The 6-foot-6 center averaged 14 rebounds per game in the Boxers’ run to the Division 1 state final, including a whopping 21 boards, along with 20 points, in a 49-44 win over Newton North in the South semis. He hauled in 14 rebounds in the state semifinals against Charlestown in a 67-64 victory and then 17 more in the state championship loss to Springfield Central.
Most inspirational team: Cohasset boys

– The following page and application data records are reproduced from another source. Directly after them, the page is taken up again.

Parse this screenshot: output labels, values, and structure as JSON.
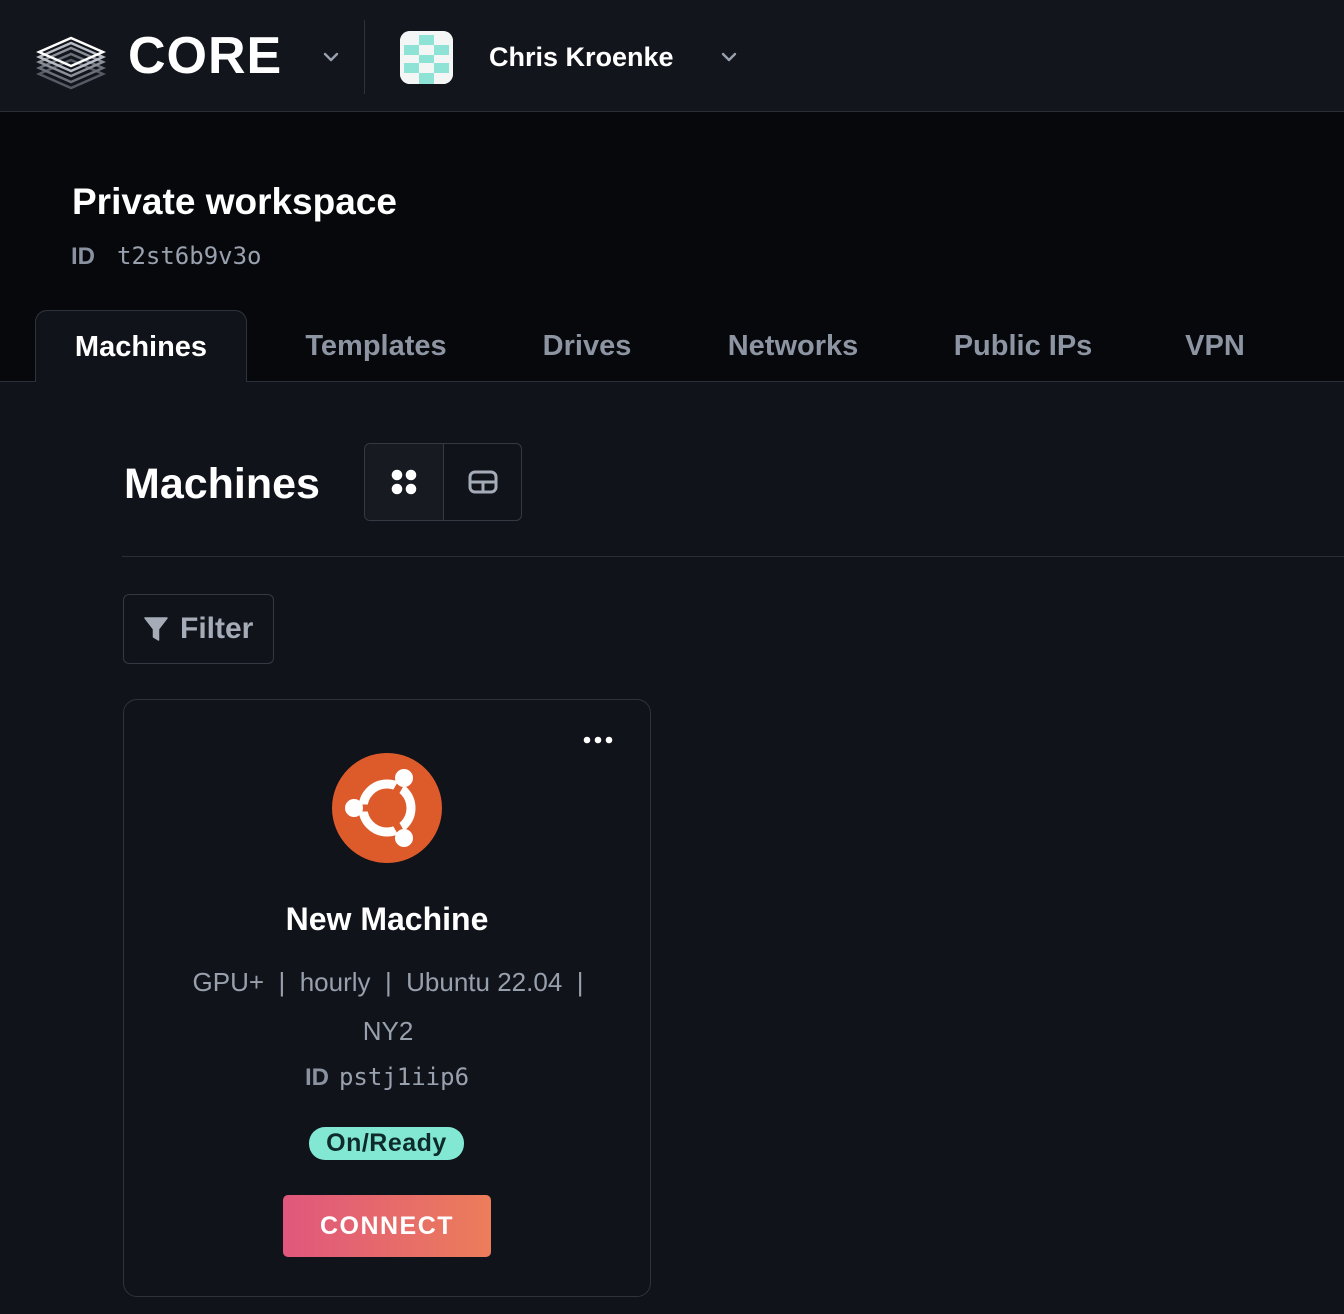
{
  "topbar": {
    "brand": "CORE",
    "user_name": "Chris Kroenke",
    "icons": [
      "layers-logo-icon",
      "chevron-down-icon",
      "user-avatar",
      "chevron-down-icon"
    ]
  },
  "workspace": {
    "title": "Private workspace",
    "id_label": "ID",
    "id_value": "t2st6b9v3o"
  },
  "tabs": [
    {
      "label": "Machines",
      "active": true
    },
    {
      "label": "Templates",
      "active": false
    },
    {
      "label": "Drives",
      "active": false
    },
    {
      "label": "Networks",
      "active": false
    },
    {
      "label": "Public IPs",
      "active": false
    },
    {
      "label": "VPN",
      "active": false
    }
  ],
  "section": {
    "title": "Machines",
    "view_modes": [
      "grid-view-icon",
      "table-view-icon"
    ],
    "filter_label": "Filter"
  },
  "machine": {
    "name": "New Machine",
    "meta_line1": "GPU+  |  hourly  |  Ubuntu 22.04  |",
    "meta_line2": "NY2",
    "id_label": "ID",
    "id_value": "pstj1iip6",
    "status": "On/Ready",
    "connect_label": "CONNECT",
    "os_icon": "ubuntu-icon"
  },
  "colors": {
    "background": "#10131a",
    "header_bg": "#07080c",
    "status_bg": "#82e8d3",
    "connect_gradient_start": "#e0577d",
    "connect_gradient_end": "#ec7d5a",
    "ubuntu_orange": "#dd5a2b"
  }
}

Less than two weeks before the Division 4 tournament, the games almost became secondary for the Skippers. Driving to practice on Route 53 in Hingham, coach Bo Ruggerio collided was involved in an accident with an allegedly drunk driver. He was in a hospital intensive care unit with blood on his brain, cracked ribs, a broken kneecap, broken ankle, fractured wrists, and a pinched vertebra in his neck. His players focused on winning until Ruggerio could return to the bench.
Assistant coach Jim Willis said, “Our big hope was for a rematch against Cathedral, who we beat in an amazing game in the South finals last year. We all recognized if it got to the rematch vs. Cathedral, that was the key to getting Bo to come see a game.’’
The Skippers faced a 15-point deficit in the first quarter of their quarterfinal against Westport, rallied for a two-point lead in the third quarter but fell, 70-68, despite 26 points from Christian Davis (26 points).
“I think [Bo] is very proud,’’ said Willis. “He’s expressed nothing but pride in the effort his kids put in.’’ Ruggiero is determined to make an appearance at the team banquet Thursday night.
Breakout performer: Jen Gemma, Fontbonne
After averaging 17 points and 14.5 rebounds during the regular season, the 5-11 junior forward was immense in the tourney, putting up 22 points and 18.5 rebounds per game in victories over Oliver Ames and O’Bryant. In the South semis, she had 20 points and 12 boards against Scituate.
Unsung hero: Kayla McArdle, Quincy
When Quincy guard Nicole Lamie landed in the hospital with an illness, sophomore McArdle stepped up, playing a pivotal role in three games.
“Where a lot of kids would have gotten nervous, it was like she belonged there,’’ said Quincy coach Jeff Bretsch. “She hit big shots for us. She was aggressive, she attacked the rim, and most of all she was an incredible individual defender.’’
Her lockdown defense was essential in a 48-40 win over Durfee, and she hit a clutch jumper with 19 seconds remaining to secure a 50-44 upset of Wellesley. She also solid against Catie Phelan, Franklin’s best player, in a 57-53 defeat.
Most promising future: Molly Reagan, Braintree
It’s not uncommon for a player to earn a spot on the varsity as a freshman. Reagan, however, was a bit different.
“Molly came in right away and was a starter for us from day one,’’ said Braintree coach Kristen McDonnell.
Averaging 10 points and eight rebounds per game, the 6-1 Reagan played a huge role in the Wamps advancing to the Division 1 state semifinals before falling to unbeaten Andover, 54-39.
“Molly is unique, especially for a forward,’’ said McDonnell. “She’s almost like a guard in a forward’s body. She’s a good dribbler and can take the ball to the basket, but she can also spot up and shoot from fairly far out. I think that’ll increase as she develops.’’Andrew MacDougall can be reached at firstname.lastname@example.org. Craig Larson of the Globe staff also contributed to this story. He can be reached at email@example.com.